It’s been over a year since the Fenn Treasure was found – Forrest Fenn’s adventure netted the finder over $2 million worth of gold and jewels … and cost at least five people their lives. What do you think would happen if Fenn’s treasure was worth $20 billion? Believe it or not, there a treasure ‘hoard’ of gold, jewels and artifacts hidden somewhere in Finland allegedly worth at least that much … and a team that has been searching since 1987 claims it may be very close to finding it. Do the runners-up in the Fenn contest know about this?
“I understand that significant progress at the temple has been made and that the crew are feeling especially excited about the months ahead. There is now talk in the camp of being on the brink of a major breakthrough, which in real terms could be the discovery of the world’s largest and most valuable treasure trove.”
According to The Scotsman, Carl Borgen is the world’s leading authority on the Lemminkainen Hoard – a treasure said to have been sealed 987 CE in a temple dedicated to a mythical Finnish shaman named Lemminkainen hidden in a network of caverns in order to protect it from Catholic crusaders who invaded Finland. In his new book, “Temporarily Insane," he tells the story of the quest to find the treasure that began in the early 1980s when Borgen heard about the so-called "Bock Saga" of Ian Bock, who claimed his family line (Boxström) had been the keepers of ancient folklore, including some strange fertility rites … and the location of the temple and its hoard. Borgen was initially attracted to Bock’s New Age-ish teachings, which said the finders of the treasure would release a “Paradise Time” where humans would live in total harmony with the natural world. Plus, it sounded easy – the cave was on Bock’s family estate.
“Our protagonists didn’t have to find this treasure; they knew where it was. All they had to do was dig it up and show the world, help everyone understand and believe what life was like in the beginning. Simple, right?”
Borgen recruited 24 people in 1987 and began searching a cave network on the property 30 km east of Helsinki. The group eventually became the “Temple Twelve” as the search for what was said to be about 50,000 gemstones, 1,000 artifacts, some 18-carat gold life-size statues and other treasures totaling a rumored $20 billion in value dragged on without success. That was partly due to only being able to explore during the warm summer months.

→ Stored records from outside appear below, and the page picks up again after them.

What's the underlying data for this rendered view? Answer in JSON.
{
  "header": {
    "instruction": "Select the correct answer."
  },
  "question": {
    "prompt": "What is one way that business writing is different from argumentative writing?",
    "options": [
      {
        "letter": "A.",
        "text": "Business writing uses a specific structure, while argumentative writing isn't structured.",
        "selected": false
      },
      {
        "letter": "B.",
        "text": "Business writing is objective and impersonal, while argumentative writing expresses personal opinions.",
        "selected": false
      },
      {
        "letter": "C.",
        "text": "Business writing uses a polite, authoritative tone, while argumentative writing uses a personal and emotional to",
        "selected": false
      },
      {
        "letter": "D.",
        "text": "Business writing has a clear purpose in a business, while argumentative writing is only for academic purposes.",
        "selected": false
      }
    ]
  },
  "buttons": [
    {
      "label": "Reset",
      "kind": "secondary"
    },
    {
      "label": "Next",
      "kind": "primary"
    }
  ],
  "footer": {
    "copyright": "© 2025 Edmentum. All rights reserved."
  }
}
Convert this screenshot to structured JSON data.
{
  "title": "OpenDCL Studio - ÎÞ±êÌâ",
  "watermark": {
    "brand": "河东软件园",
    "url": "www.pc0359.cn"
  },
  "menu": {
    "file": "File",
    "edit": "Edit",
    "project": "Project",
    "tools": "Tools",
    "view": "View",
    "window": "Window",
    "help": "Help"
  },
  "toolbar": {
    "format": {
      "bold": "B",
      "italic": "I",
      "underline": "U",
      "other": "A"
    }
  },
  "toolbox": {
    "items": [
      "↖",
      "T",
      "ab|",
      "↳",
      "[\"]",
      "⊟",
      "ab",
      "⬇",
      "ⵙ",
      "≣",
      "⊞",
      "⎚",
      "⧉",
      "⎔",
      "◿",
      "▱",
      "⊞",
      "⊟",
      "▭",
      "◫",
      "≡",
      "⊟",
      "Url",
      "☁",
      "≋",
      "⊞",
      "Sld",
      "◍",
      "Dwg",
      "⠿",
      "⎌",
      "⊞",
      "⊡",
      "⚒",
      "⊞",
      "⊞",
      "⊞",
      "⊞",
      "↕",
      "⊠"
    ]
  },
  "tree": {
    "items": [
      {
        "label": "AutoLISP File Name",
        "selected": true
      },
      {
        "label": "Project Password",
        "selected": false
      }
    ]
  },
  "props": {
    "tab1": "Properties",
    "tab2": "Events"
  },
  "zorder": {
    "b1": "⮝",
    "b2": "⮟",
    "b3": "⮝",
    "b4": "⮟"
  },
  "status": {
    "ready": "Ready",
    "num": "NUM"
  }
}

The book “Temporarily Insane” gets its title from the many things that have happened during the quest -- Ian Bock’s murder in 2010, run-ins with police over drug-smuggling, conflicts with the non-believing Finnish government, archeologists and historians. But Borgen now claims they are just meters away from breaking through into the temple and retrieving the Lemminkainen Hoard. What are they waiting for? Believe it or not – warm weather. Borgen says the Temple Twelve plan to come back in May to finish the job.
That’s where the search for the Lemminkainen Hoard falls apart for this writer. Even if it’s worth $20 million, not $20 billion (another red flag), why tell the world you’re very close, let them know where it is, and then leave it behind for six months. After all, at least five people died searching for the $2 million Fenn treasure. What would greed do to people searching for $20 billion? Weren’t there a few Indiana Jones movies that showed the possibilities?
It’s possible that Finland and the rest of the world sees the search for the Lemminkainen Hoard as more of a New Age activity rather than an organized archeological hunt. We’ll just have to wait unto May 2022 to find out.